Townsville winters are lovely. The weather has been so beautifully clear recently that I figured it would be worth getting up early just to take photos from the top of Mt Stuart of the sun rising over the ocean. Then, I thought, if I take food and coffee with me, I can wander round the mountain-top taking pictures of insects and trees and so on.
We have a lot of birds in our garden, attracted by the constant supply of flowering plants and the tangles of shrubby plants to hide in. Hibiscuses provide both, year round, but the bottlebrush is also a great refuge for shy little birds like this Brown Honeyeater, Lichmera indistincta (Meliphagidae), and we have a resident population.
I find the birds harder to photograph than the insects, because they are warier. A longer lens would help, and I have just borrowed a 55 – 250 mm zoom to see how much better it is. Expert bird photographers like Ian Montgomery would rarely use anything as short as 250 mm, of course (‘Start with a 400,’ he told me when I raised the question once, if I remember correctly), but I’ll work my way up gradually.
I was looking for an excuse to post the larger photo below and realised that I had just posted another ‘Common’ butterfly – Bingo!
Seriously, this is quite a common and widespread species. Its alternate name refers to its females, which occur in a wide range of colour forms (I have a whole lot of them here).
The males are consistently brown underneath with white markings, and black above with white eye-spots which flare blue-purple from some angles.
Males are territorial and will perch on some convenient vantage point ready to pursue any females and drive off any rivals, but they interpret ‘rivals’ very broadly indeed – not only males of their own species, but medium to large butterflies of any species (I’ve seen them harassing Cairns Birdwings, which are at least twice as big) and even dogs and people.
Most of my photography is done with strictly documentary purposes in mind but it is nice to relax a bit and play with images. I desaturated the one below and then played a bit longer until it pleased me.
It must be about time for another butterfly … here’s a species that I had never seen in my garden until a few days ago.
We do occasionally get butterflies that have been blown out of their usual territory and they are often rather tired and battered. This one turned up late one afternoon and all it wanted to do was sleep in the shadows under our native wisteria vine.

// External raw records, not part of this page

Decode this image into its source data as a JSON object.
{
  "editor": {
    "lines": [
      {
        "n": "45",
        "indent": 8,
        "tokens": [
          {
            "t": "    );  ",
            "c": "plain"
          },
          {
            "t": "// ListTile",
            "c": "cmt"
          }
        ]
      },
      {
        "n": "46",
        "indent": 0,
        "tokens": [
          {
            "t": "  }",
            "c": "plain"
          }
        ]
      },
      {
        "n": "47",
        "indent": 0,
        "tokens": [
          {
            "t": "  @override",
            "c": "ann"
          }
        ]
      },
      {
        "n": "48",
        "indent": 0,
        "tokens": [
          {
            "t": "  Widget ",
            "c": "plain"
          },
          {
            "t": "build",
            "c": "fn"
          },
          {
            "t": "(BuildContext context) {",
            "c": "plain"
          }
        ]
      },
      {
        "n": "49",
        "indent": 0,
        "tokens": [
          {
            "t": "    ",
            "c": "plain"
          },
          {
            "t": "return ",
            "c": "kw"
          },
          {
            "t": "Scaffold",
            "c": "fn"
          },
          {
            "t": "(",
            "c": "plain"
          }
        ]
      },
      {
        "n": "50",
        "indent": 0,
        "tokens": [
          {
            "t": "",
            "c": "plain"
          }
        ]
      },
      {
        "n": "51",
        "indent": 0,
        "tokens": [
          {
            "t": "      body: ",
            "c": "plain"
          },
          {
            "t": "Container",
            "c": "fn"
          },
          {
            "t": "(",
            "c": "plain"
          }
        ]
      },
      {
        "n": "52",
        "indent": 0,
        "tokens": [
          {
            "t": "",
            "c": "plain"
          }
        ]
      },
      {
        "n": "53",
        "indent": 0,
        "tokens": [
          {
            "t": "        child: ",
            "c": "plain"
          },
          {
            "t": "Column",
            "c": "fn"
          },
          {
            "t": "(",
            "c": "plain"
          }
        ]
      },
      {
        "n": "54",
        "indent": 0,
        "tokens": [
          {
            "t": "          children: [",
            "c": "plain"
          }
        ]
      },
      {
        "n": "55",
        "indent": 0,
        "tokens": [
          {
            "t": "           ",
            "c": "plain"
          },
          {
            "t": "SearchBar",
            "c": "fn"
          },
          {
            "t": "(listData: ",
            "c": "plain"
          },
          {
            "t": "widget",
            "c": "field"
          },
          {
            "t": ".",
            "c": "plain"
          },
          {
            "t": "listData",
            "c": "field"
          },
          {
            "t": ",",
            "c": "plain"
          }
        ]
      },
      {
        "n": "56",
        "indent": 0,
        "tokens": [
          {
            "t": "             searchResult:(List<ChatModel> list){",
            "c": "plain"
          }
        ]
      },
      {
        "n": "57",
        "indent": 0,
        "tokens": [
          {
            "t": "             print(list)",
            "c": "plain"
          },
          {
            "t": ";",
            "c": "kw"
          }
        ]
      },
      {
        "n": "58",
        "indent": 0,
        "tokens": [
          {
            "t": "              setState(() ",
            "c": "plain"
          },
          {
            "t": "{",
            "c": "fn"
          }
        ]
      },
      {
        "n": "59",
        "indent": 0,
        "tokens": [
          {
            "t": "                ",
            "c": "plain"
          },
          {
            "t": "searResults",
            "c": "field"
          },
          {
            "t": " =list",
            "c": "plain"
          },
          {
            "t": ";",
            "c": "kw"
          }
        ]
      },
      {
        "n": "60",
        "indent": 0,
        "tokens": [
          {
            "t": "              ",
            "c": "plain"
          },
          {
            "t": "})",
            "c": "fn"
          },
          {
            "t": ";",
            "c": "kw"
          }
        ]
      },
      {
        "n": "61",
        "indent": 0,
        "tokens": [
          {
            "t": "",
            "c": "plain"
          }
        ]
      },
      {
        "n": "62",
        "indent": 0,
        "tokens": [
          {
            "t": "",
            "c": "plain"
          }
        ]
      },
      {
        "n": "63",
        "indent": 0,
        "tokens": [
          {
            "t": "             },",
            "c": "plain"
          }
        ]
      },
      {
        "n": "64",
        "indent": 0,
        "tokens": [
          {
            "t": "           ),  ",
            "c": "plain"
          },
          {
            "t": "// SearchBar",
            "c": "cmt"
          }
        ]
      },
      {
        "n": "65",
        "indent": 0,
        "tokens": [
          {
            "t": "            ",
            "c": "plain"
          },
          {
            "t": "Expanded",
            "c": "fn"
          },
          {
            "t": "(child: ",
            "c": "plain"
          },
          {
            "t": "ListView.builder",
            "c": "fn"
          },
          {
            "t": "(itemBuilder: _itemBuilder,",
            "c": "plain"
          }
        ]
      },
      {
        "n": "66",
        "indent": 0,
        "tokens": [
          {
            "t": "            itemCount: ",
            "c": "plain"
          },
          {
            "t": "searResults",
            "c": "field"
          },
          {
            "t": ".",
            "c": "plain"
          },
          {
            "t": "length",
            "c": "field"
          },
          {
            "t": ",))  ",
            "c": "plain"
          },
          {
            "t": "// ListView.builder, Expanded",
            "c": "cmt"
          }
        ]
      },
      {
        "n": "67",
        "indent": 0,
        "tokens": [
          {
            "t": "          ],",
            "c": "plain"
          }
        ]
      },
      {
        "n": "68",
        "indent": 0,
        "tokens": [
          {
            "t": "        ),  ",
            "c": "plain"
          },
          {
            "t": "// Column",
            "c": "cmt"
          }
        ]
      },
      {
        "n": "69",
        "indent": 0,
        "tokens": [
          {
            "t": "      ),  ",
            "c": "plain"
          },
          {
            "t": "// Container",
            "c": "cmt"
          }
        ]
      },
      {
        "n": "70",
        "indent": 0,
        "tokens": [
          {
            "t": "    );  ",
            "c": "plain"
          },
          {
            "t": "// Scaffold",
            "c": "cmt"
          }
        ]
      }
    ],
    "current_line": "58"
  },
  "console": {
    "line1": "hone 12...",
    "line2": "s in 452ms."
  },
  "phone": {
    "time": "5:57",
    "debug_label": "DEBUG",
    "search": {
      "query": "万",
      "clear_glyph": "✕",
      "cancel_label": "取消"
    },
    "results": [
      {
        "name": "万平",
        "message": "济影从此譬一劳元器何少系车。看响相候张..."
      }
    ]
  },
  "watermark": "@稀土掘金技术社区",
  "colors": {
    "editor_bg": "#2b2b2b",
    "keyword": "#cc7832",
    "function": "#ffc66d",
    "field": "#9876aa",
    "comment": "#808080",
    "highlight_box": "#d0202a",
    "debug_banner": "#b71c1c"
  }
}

That posed a problem for the photographer, of course. Flash was essential. The solid black background is the consequence, as it usually is in such a situation; it’s not unattractive but I wouldn’t like to do it all the time because it shows nothing of the insect’s habitat.
I do have one shot of the Caper Gull on its home ground, on top of Mt Stuart, but its background happens to be nearly as uninformative – see?
Digital technology has made good science accessible to amateurs again, as both learners and contributors, 150 years after a gap opened up between scientists and the lay population in the nineteenth century. In entomology, for instance, authoritative online sources of information are plentiful. Amateurs can learn from them and – almost immediately – contribute to them. Encyclopedia of Life is a good example.
I took up insect photography when I bought my first DSLR camera, late in 2008, and opened a Flickr account – http://www.flickr.com/photos/malcolm_nq/ – as a way of sharing the results. Flickr ‘Groups’ bring together people fascinated by any topic you can think of – as broad as ‘Animals’ and as narrow as ‘Naked Mole Rats’ (okay, I made that one up – but you can start one yourself if you’re interested and there isn’t one already). That is the source of the moth above, and clicking on the image takes you to its original location.
I can also put my content on my own website – here, for instance – and search engines will find it for anyone who needs it.
My photos in Bugblog will normally be linked to a larger version of the image, either on Flickr or on this site.
Afterword, 25.4.11: Another benefit of this way of doing science – people will help out with expert advice when they see a gap. In this case, Graeme Cocks saw that I hadn’t identified the moth at the top of this post and emailed me to say it is “Noctuidae, Catocalinae,” (that’s family and sub-family, for those still finding their way around classifications) and tell me they are, “just about to become abundant.”